## EXTRACTED INFORMATION:
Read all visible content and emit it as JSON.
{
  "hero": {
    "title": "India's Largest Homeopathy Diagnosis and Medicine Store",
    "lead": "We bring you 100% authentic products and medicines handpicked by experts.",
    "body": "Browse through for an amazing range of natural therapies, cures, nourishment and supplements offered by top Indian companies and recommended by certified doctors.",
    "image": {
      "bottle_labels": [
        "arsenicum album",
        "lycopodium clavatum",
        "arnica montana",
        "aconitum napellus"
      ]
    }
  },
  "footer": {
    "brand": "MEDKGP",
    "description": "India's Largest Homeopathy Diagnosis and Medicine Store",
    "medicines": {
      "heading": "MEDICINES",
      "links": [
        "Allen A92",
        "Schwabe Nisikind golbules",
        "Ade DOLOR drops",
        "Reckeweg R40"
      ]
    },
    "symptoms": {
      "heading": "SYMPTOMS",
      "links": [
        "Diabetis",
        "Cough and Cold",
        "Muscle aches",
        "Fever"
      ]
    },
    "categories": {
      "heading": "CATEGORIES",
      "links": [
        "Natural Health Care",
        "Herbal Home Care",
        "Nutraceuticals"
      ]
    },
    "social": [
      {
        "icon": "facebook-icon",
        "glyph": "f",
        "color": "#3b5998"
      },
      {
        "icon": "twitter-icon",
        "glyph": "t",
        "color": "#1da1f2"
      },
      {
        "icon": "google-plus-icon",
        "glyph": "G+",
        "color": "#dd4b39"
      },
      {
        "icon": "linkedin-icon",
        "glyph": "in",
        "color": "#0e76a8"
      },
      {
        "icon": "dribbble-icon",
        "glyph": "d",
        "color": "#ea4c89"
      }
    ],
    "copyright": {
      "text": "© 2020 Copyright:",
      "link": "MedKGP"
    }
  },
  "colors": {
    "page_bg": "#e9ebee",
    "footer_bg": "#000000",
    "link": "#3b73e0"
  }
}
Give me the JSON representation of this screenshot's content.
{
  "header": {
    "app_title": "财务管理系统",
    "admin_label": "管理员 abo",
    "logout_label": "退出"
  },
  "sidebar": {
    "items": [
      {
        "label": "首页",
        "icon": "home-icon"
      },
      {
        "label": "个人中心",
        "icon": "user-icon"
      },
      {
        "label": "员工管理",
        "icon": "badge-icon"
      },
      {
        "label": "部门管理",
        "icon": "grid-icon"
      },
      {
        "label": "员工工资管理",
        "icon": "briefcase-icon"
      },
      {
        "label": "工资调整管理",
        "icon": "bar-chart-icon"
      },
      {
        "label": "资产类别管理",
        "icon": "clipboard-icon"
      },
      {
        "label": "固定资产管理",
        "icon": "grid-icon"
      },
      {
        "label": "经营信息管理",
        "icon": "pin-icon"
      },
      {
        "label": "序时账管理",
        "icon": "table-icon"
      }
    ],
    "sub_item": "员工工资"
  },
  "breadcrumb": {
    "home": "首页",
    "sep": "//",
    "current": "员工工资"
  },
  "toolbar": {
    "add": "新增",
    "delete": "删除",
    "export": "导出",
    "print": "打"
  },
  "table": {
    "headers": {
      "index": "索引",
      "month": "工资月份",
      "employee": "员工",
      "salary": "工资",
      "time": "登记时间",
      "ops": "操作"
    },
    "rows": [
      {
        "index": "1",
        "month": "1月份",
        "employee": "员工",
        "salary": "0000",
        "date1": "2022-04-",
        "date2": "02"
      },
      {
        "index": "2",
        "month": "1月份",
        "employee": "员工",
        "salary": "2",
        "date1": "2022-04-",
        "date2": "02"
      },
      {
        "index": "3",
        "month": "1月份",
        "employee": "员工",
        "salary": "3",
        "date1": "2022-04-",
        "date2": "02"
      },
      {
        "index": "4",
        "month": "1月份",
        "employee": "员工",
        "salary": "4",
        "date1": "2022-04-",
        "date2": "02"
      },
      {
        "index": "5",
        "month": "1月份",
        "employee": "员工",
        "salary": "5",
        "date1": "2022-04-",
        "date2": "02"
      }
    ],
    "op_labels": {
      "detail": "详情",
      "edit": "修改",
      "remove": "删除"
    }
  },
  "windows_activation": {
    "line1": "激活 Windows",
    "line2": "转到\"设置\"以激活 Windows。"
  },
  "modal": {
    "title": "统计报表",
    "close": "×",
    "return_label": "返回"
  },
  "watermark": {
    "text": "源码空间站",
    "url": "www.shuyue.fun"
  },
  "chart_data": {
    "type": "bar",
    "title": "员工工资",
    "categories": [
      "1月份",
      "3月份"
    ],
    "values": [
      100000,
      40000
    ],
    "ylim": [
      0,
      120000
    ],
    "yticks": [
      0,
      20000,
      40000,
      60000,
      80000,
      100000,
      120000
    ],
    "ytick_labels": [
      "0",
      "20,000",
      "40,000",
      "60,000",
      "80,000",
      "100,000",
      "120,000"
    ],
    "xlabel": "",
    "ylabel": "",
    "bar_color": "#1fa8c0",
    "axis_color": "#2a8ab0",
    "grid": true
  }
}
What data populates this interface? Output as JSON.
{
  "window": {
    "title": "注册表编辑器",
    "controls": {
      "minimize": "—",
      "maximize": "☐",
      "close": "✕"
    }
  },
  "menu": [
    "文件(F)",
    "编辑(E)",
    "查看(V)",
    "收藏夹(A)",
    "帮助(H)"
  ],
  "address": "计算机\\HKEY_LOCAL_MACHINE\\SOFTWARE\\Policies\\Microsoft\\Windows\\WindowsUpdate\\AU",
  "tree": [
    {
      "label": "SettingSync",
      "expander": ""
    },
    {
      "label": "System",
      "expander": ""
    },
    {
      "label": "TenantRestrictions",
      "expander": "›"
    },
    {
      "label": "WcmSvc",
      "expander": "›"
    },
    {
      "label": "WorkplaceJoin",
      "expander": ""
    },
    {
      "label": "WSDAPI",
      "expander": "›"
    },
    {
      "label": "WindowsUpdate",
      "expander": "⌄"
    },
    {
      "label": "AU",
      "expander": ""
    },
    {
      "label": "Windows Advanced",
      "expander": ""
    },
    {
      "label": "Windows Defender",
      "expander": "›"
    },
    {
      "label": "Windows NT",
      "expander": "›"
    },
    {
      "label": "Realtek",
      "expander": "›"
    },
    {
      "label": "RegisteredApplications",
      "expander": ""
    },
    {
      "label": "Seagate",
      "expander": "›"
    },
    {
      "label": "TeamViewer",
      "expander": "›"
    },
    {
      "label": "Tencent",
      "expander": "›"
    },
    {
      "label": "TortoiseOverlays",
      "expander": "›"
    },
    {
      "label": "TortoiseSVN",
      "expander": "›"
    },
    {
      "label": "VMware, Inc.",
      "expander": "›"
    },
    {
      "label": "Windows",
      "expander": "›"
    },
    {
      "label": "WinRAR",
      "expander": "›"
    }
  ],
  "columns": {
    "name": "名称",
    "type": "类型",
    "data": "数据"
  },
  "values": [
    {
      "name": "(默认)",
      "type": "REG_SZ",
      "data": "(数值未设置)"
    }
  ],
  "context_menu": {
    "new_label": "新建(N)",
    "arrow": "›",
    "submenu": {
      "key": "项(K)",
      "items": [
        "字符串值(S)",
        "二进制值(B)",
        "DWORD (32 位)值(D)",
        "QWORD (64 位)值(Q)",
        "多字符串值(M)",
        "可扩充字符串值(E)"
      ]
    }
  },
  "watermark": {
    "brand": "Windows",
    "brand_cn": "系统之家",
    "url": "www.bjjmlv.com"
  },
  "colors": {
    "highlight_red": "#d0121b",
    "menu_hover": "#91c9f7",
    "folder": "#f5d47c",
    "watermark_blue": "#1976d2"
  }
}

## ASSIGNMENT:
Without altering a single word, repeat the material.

## ANSWER:
Read all visible content and emit it as JSON.
{
  "hero": {
    "title": "India's Largest Homeopathy Diagnosis and Medicine Store",
    "lead": "We bring you 100% authentic products and medicines handpicked by experts.",
    "body": "Browse through for an amazing range of natural therapies, cures, nourishment and supplements offered by top Indian companies and recommended by certified doctors.",
    "image": {
      "bottle_labels": [
        "arsenicum album",
        "lycopodium clavatum",
        "arnica montana",
        "aconitum napellus"
      ]
    }
  },
  "footer": {
    "brand": "MEDKGP",
    "description": "India's Largest Homeopathy Diagnosis and Medicine Store",
    "medicines": {
      "heading": "MEDICINES",
      "links": [
        "Allen A92",
        "Schwabe Nisikind golbules",
        "Ade DOLOR drops",
        "Reckeweg R40"
      ]
    },
    "symptoms": {
      "heading": "SYMPTOMS",
      "links": [
        "Diabetis",
        "Cough and Cold",
        "Muscle aches",
        "Fever"
      ]
    },
    "categories": {
      "heading": "CATEGORIES",
      "links": [
        "Natural Health Care",
        "Herbal Home Care",
        "Nutraceuticals"
      ]
    },
    "social": [
      {
        "icon": "facebook-icon",
        "glyph": "f",
        "color": "#3b5998"
      },
      {
        "icon": "twitter-icon",
        "glyph": "t",
        "color": "#1da1f2"
      },
      {
        "icon": "google-plus-icon",
        "glyph": "G+",
        "color": "#dd4b39"
      },
      {
        "icon": "linkedin-icon",
        "glyph": "in",
        "color": "#0e76a8"
      },
      {
        "icon": "dribbble-icon",
        "glyph": "d",
        "color": "#ea4c89"
      }
    ],
    "copyright": {
      "text": "© 2020 Copyright:",
      "link": "MedKGP"
    }
  },
  "colors": {
    "page_bg": "#e9ebee",
    "footer_bg": "#000000",
    "link": "#3b73e0"
  }
}
Give me the JSON representation of this screenshot's content.
{
  "header": {
    "app_title": "财务管理系统",
    "admin_label": "管理员 abo",
    "logout_label": "退出"
  },
  "sidebar": {
    "items": [
      {
        "label": "首页",
        "icon": "home-icon"
      },
      {
        "label": "个人中心",
        "icon": "user-icon"
      },
      {
        "label": "员工管理",
        "icon": "badge-icon"
      },
      {
        "label": "部门管理",
        "icon": "grid-icon"
      },
      {
        "label": "员工工资管理",
        "icon": "briefcase-icon"
      },
      {
        "label": "工资调整管理",
        "icon": "bar-chart-icon"
      },
      {
        "label": "资产类别管理",
        "icon": "clipboard-icon"
      },
      {
        "label": "固定资产管理",
        "icon": "grid-icon"
      },
      {
        "label": "经营信息管理",
        "icon": "pin-icon"
      },
      {
        "label": "序时账管理",
        "icon": "table-icon"
      }
    ],
    "sub_item": "员工工资"
  },
  "breadcrumb": {
    "home": "首页",
    "sep": "//",
    "current": "员工工资"
  },
  "toolbar": {
    "add": "新增",
    "delete": "删除",
    "export": "导出",
    "print": "打"
  },
  "table": {
    "headers": {
      "index": "索引",
      "month": "工资月份",
      "employee": "员工",
      "salary": "工资",
      "time": "登记时间",
      "ops": "操作"
    },
    "rows": [
      {
        "index": "1",
        "month": "1月份",
        "employee": "员工",
        "salary": "0000",
        "date1": "2022-04-",
        "date2": "02"
      },
      {
        "index": "2",
        "month": "1月份",
        "employee": "员工",
        "salary": "2",
        "date1": "2022-04-",
        "date2": "02"
      },
      {
        "index": "3",
        "month": "1月份",
        "employee": "员工",
        "salary": "3",
        "date1": "2022-04-",
        "date2": "02"
      },
      {
        "index": "4",
        "month": "1月份",
        "employee": "员工",
        "salary": "4",
        "date1": "2022-04-",
        "date2": "02"
      },
      {
        "index": "5",
        "month": "1月份",
        "employee": "员工",
        "salary": "5",
        "date1": "2022-04-",
        "date2": "02"
      }
    ],
    "op_labels": {
      "detail": "详情",
      "edit": "修改",
      "remove": "删除"
    }
  },
  "windows_activation": {
    "line1": "激活 Windows",
    "line2": "转到\"设置\"以激活 Windows。"
  },
  "modal": {
    "title": "统计报表",
    "close": "×",
    "return_label": "返回"
  },
  "watermark": {
    "text": "源码空间站",
    "url": "www.shuyue.fun"
  },
  "chart_data": {
    "type": "bar",
    "title": "员工工资",
    "categories": [
      "1月份",
      "3月份"
    ],
    "values": [
      100000,
      40000
    ],
    "ylim": [
      0,
      120000
    ],
    "yticks": [
      0,
      20000,
      40000,
      60000,
      80000,
      100000,
      120000
    ],
    "ytick_labels": [
      "0",
      "20,000",
      "40,000",
      "60,000",
      "80,000",
      "100,000",
      "120,000"
    ],
    "xlabel": "",
    "ylabel": "",
    "bar_color": "#1fa8c0",
    "axis_color": "#2a8ab0",
    "grid": true
  }
}
What data populates this interface? Output as JSON.
{
  "window": {
    "title": "注册表编辑器",
    "controls": {
      "minimize": "—",
      "maximize": "☐",
      "close": "✕"
    }
  },
  "menu": [
    "文件(F)",
    "编辑(E)",
    "查看(V)",
    "收藏夹(A)",
    "帮助(H)"
  ],
  "address": "计算机\\HKEY_LOCAL_MACHINE\\SOFTWARE\\Policies\\Microsoft\\Windows\\WindowsUpdate\\AU",
  "tree": [
    {
      "label": "SettingSync",
      "expander": ""
    },
    {
      "label": "System",
      "expander": ""
    },
    {
      "label": "TenantRestrictions",
      "expander": "›"
    },
    {
      "label": "WcmSvc",
      "expander": "›"
    },
    {
      "label": "WorkplaceJoin",
      "expander": ""
    },
    {
      "label": "WSDAPI",
      "expander": "›"
    },
    {
      "label": "WindowsUpdate",
      "expander": "⌄"
    },
    {
      "label": "AU",
      "expander": ""
    },
    {
      "label": "Windows Advanced",
      "expander": ""
    },
    {
      "label": "Windows Defender",
      "expander": "›"
    },
    {
      "label": "Windows NT",
      "expander": "›"
    },
    {
      "label": "Realtek",
      "expander": "›"
    },
    {
      "label": "RegisteredApplications",
      "expander": ""
    },
    {
      "label": "Seagate",
      "expander": "›"
    },
    {
      "label": "TeamViewer",
      "expander": "›"
    },
    {
      "label": "Tencent",
      "expander": "›"
    },
    {
      "label": "TortoiseOverlays",
      "expander": "›"
    },
    {
      "label": "TortoiseSVN",
      "expander": "›"
    },
    {
      "label": "VMware, Inc.",
      "expander": "›"
    },
    {
      "label": "Windows",
      "expander": "›"
    },
    {
      "label": "WinRAR",
      "expander": "›"
    }
  ],
  "columns": {
    "name": "名称",
    "type": "类型",
    "data": "数据"
  },
  "values": [
    {
      "name": "(默认)",
      "type": "REG_SZ",
      "data": "(数值未设置)"
    }
  ],
  "context_menu": {
    "new_label": "新建(N)",
    "arrow": "›",
    "submenu": {
      "key": "项(K)",
      "items": [
        "字符串值(S)",
        "二进制值(B)",
        "DWORD (32 位)值(D)",
        "QWORD (64 位)值(Q)",
        "多字符串值(M)",
        "可扩充字符串值(E)"
      ]
    }
  },
  "watermark": {
    "brand": "Windows",
    "brand_cn": "系统之家",
    "url": "www.bjjmlv.com"
  },
  "colors": {
    "highlight_red": "#d0121b",
    "menu_hover": "#91c9f7",
    "folder": "#f5d47c",
    "watermark_blue": "#1976d2"
  }
}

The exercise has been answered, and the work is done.